Haiti, Black Liberation, and the Book of Job
My friends and I are doing labor organizing with custodians at University of Washington as part of the overall struggle against budget cuts, structural adjustment, and privatization there. Many of the workers are East African, African American, and Afro-Caribbean. Together we have been following closely the tragedy of the earthquake in Haiti and are organizing and collecting aid donations in response.
For us, this is a matter of outrage, not pity. Outrage that the US military is stopping aid shipments from organizations it can't control. Outrage that the white supremacist leaders of the US are using this as an excuse to further neo-colonial control over Haiti. Outrage that Haiti just signed an IMF rescue package that will plunge them into further debt peonage to the global ruling elite. Outrage that Haiti's poorly constructed slum cities crashed and burned during the earthquake because for decades resources were diverted away from social reconstruction and toward paying back earlier loans to US-backed financial institutions. Outrage that the US had repeatedly plunged Haiti into deeper social instability through coups and civil wars, including the kidnapping of liberation theologian/priest-turned president John Bertrand Aristide.
Haiti was the site of the only successful slave revolution since the Exodus, a revolution which terrified the US slave-owning elites and inspired Nat Turner, Denmark Vesey's, and John Brown's revolts. In this sense the Haitian revolution has left a permanent mark on the development of insurgent Christianity on this continent. It is part of all of our collective tradition of liberation and the fact that the diabolical rulers of this continent have spent 200 years punishing the Haitian people for it should be something that propels us into the streets in aggressive solidarity.
How many Katrinas, how many Haitis, how many Detroits will it take before the Black liberation movement ignites again, pulling large segments of the New World working class into its vortex? I can't wait for that day...

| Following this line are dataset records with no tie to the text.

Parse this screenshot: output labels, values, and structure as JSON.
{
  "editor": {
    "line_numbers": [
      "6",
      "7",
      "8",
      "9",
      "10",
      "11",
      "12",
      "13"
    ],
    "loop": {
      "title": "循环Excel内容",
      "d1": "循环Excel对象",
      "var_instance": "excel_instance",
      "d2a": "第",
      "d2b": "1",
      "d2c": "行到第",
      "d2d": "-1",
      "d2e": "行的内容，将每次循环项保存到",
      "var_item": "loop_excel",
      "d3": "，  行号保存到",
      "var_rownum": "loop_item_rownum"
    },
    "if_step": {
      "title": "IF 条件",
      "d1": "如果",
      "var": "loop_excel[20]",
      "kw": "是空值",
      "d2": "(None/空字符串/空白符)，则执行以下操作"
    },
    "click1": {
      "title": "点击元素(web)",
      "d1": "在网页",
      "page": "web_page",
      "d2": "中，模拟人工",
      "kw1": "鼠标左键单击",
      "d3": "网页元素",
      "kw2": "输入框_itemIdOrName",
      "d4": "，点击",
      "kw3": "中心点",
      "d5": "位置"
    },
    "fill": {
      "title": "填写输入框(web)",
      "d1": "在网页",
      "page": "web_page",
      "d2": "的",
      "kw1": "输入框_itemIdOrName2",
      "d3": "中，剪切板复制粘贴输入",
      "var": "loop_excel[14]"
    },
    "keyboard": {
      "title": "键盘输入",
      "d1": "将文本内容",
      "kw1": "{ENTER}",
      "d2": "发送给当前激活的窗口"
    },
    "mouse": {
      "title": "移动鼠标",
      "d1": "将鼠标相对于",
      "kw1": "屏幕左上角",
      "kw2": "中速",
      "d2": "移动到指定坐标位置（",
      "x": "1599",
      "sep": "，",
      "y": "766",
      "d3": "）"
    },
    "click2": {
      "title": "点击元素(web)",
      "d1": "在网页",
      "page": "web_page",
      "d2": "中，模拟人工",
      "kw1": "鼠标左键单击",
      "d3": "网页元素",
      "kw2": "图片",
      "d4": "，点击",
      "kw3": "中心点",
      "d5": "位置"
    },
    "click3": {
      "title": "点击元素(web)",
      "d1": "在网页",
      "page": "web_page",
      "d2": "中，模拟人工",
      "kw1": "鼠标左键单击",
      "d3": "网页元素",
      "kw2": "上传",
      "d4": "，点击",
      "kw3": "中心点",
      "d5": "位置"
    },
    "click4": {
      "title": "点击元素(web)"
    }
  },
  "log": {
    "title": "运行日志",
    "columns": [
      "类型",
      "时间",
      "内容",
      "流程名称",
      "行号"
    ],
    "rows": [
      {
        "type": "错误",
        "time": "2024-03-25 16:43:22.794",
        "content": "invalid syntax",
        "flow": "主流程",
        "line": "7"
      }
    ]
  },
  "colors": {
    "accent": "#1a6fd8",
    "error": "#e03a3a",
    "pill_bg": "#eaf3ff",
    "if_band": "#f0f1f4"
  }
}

Our group, International Workers and Students for Justice will be tabling on campus collecting donations for relief efforts in Haiti and we will be passing out literature talking about Haitian resistance to imperialism and the need for a direct worker-to-worker foreign policy from below, a new type of mutual aid. I encourage folks to donate online to some of the non-imperialist aid organizations listed here.
On a theological tip, I was horrified but somehow not surprised to hear Pat Robertson claim that the earthquake was God's vengeance for a supposed "pact with the Devil" that the Haitians made during their revolution against the French slave-masters. If anything, this theology is demonic, portraying God as a racist cracker who gets off on watching people suffer. On Facebook an image was circulating (I can't find it now) of a placard outside the "First Baptist Church of Haiti". It said simply "Fuck you Pat Robertson." Whether it was fabricated or real, this poster reminds me of Job's retorts to his patronizing and dogmatic friends. They try to console him in his suffering by suggesting he earned his pain by sinning. He basically tells them to fuck off. The middle of the Book of Job (minus the somewhat shady intro where God seems to act like a gangster proving to Satan he is harder than him) represents a profound rebellion against any form of theology that aims to justify the suffering of oppressed people.
I just got through Roland Boer's chapter on Ernst Bloch from Criticism of Heaven. In the spirit of Bloch, and in solidarity with Haiti, the only God I can worship right now is the one who will come to END suffering, to usher in the Kingdom of Freedom.